** Exercise aim **
Your copy should repeat the data that follows exactly and contain no image.

Excerpts from an interface dataset

----------------------------------------

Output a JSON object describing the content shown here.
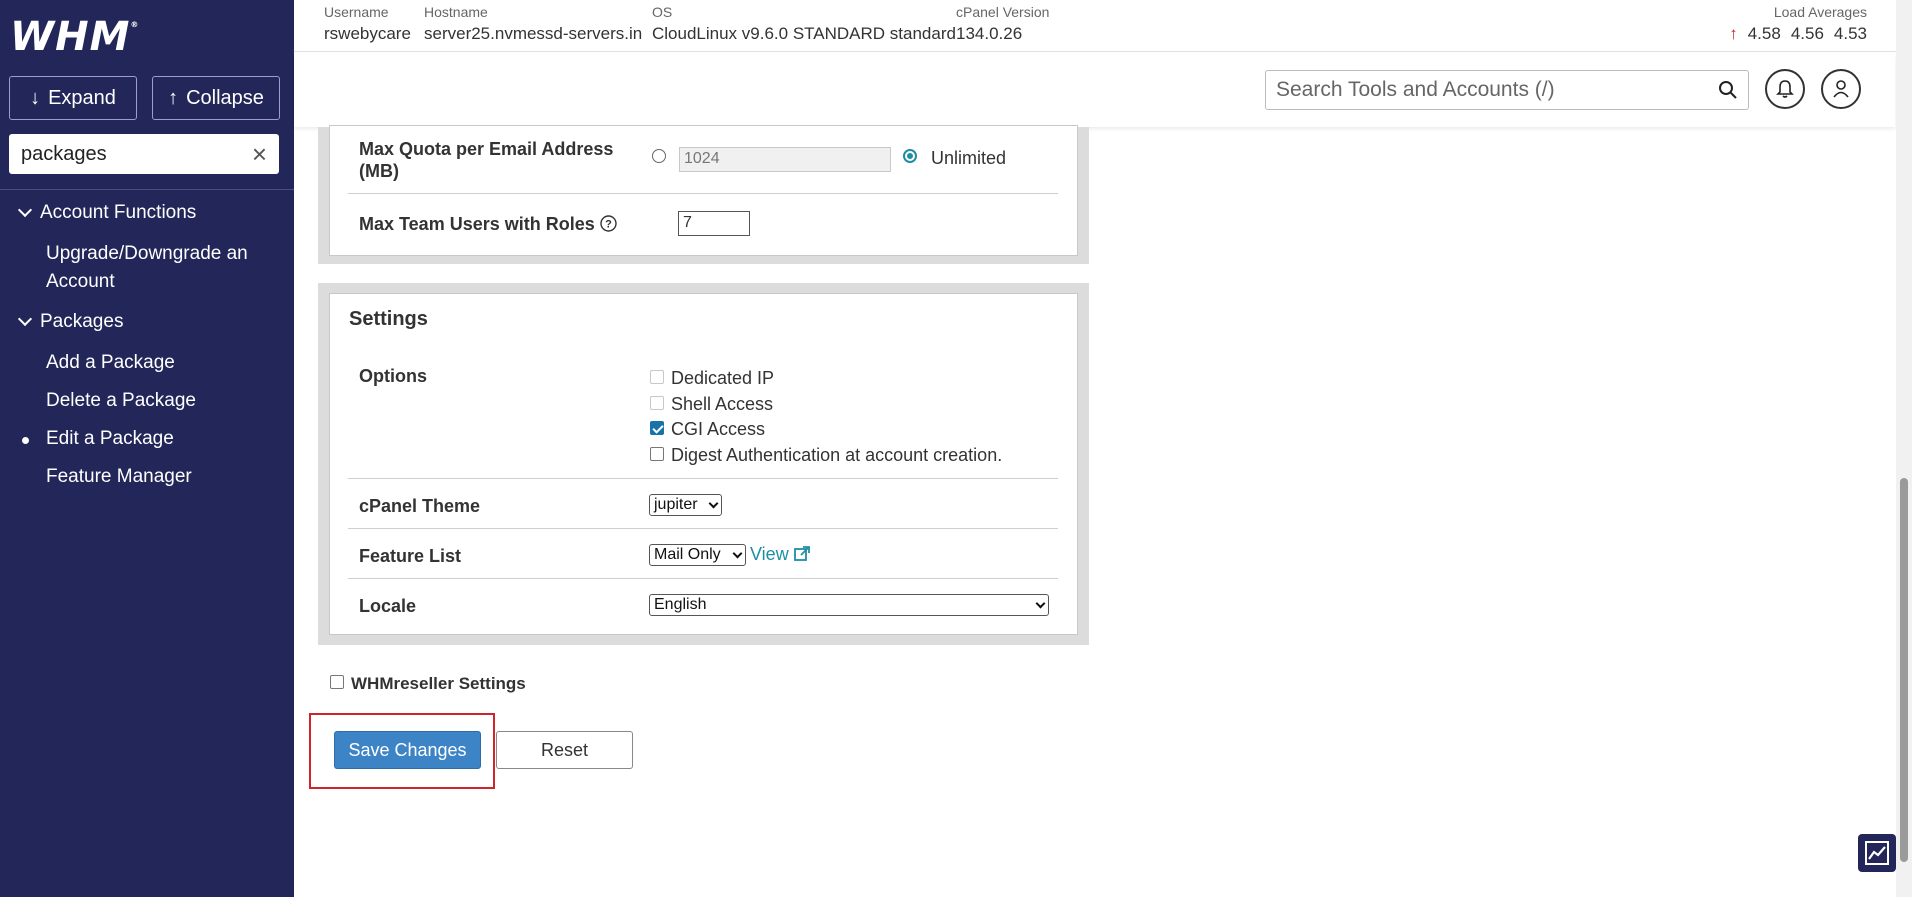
{
  "sidebar": {
    "logo": "WHM",
    "logo_mark": "®",
    "expand_label": "Expand",
    "collapse_label": "Collapse",
    "search_value": "packages",
    "categories": [
      {
        "label": "Account Functions",
        "items": [
          "Upgrade/Downgrade an Account"
        ]
      },
      {
        "label": "Packages",
        "items": [
          "Add a Package",
          "Delete a Package",
          "Edit a Package",
          "Feature Manager"
        ]
      }
    ],
    "active_item": "Edit a Package",
    "bg_color": "#222658"
  },
  "header": {
    "username_label": "Username",
    "username": "rswebycare",
    "hostname_label": "Hostname",
    "hostname": "server25.nvmessd-servers.in",
    "os_label": "OS",
    "os": "CloudLinux v9.6.0 STANDARD standard",
    "cpanel_label": "cPanel Version",
    "cpanel_version": "134.0.26",
    "load_label": "Load Averages",
    "load": [
      "4.58",
      "4.56",
      "4.53"
    ],
    "search_placeholder": "Search Tools and Accounts (/)"
  },
  "quota": {
    "max_quota_label": "Max Quota per Email Address (MB)",
    "max_quota_value": "1024",
    "unlimited_label": "Unlimited",
    "team_users_label": "Max Team Users with Roles",
    "team_users_value": "7"
  },
  "settings": {
    "title": "Settings",
    "options_label": "Options",
    "options": [
      {
        "label": "Dedicated IP",
        "checked": false,
        "disabled": true
      },
      {
        "label": "Shell Access",
        "checked": false,
        "disabled": true
      },
      {
        "label": "CGI Access",
        "checked": true,
        "disabled": false
      },
      {
        "label": "Digest Authentication at account creation.",
        "checked": false,
        "disabled": false
      }
    ],
    "theme_label": "cPanel Theme",
    "theme_value": "jupiter",
    "feature_list_label": "Feature List",
    "feature_list_value": "Mail Only",
    "view_link": "View",
    "locale_label": "Locale",
    "locale_value": "English"
  },
  "reseller": {
    "label": "WHMreseller Settings"
  },
  "actions": {
    "save_label": "Save Changes",
    "reset_label": "Reset"
  },
  "colors": {
    "accent": "#1e8ea5",
    "primary_button": "#3d84c6",
    "highlight": "#d0232a"
  }
}
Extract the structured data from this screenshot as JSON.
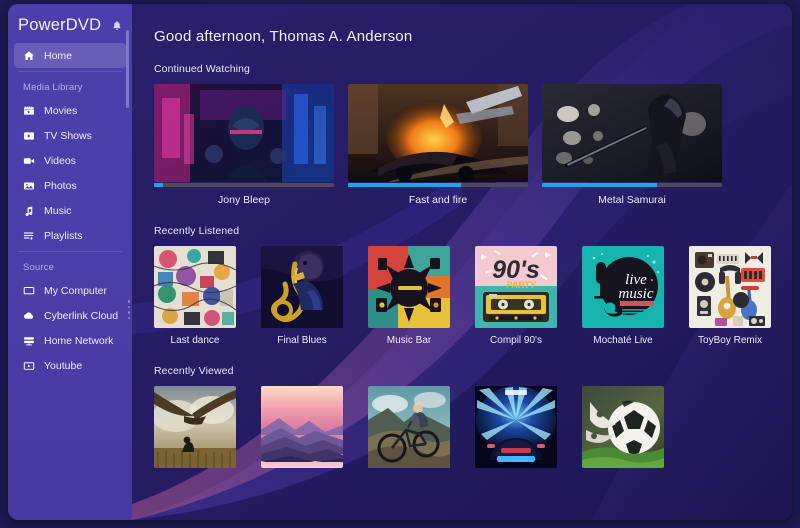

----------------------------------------

** Exercise response **
Output a JSON object describing the content shown here.
{
  "sidebar": {
    "logo": "WHM",
    "logo_mark": "®",
    "expand_label": "Expand",
    "collapse_label": "Collapse",
    "search_value": "packages",
    "categories": [
      {
        "label": "Account Functions",
        "items": [
          "Upgrade/Downgrade an Account"
        ]
      },
      {
        "label": "Packages",
        "items": [
          "Add a Package",
          "Delete a Package",
          "Edit a Package",
          "Feature Manager"
        ]
      }
    ],
    "active_item": "Edit a Package",
    "bg_color": "#222658"
  },
  "header": {
    "username_label": "Username",
    "username": "rswebycare",
    "hostname_label": "Hostname",
    "hostname": "server25.nvmessd-servers.in",
    "os_label": "OS",
    "os": "CloudLinux v9.6.0 STANDARD standard",
    "cpanel_label": "cPanel Version",
    "cpanel_version": "134.0.26",
    "load_label": "Load Averages",
    "load": [
      "4.58",
      "4.56",
      "4.53"
    ],
    "search_placeholder": "Search Tools and Accounts (/)"
  },
  "quota": {
    "max_quota_label": "Max Quota per Email Address (MB)",
    "max_quota_value": "1024",
    "unlimited_label": "Unlimited",
    "team_users_label": "Max Team Users with Roles",
    "team_users_value": "7"
  },
  "settings": {
    "title": "Settings",
    "options_label": "Options",
    "options": [
      {
        "label": "Dedicated IP",
        "checked": false,
        "disabled": true
      },
      {
        "label": "Shell Access",
        "checked": false,
        "disabled": true
      },
      {
        "label": "CGI Access",
        "checked": true,
        "disabled": false
      },
      {
        "label": "Digest Authentication at account creation.",
        "checked": false,
        "disabled": false
      }
    ],
    "theme_label": "cPanel Theme",
    "theme_value": "jupiter",
    "feature_list_label": "Feature List",
    "feature_list_value": "Mail Only",
    "view_link": "View",
    "locale_label": "Locale",
    "locale_value": "English"
  },
  "reseller": {
    "label": "WHMreseller Settings"
  },
  "actions": {
    "save_label": "Save Changes",
    "reset_label": "Reset"
  },
  "colors": {
    "accent": "#1e8ea5",
    "primary_button": "#3d84c6",
    "highlight": "#d0232a"
  }
}
Extract the structured data from this screenshot as JSON.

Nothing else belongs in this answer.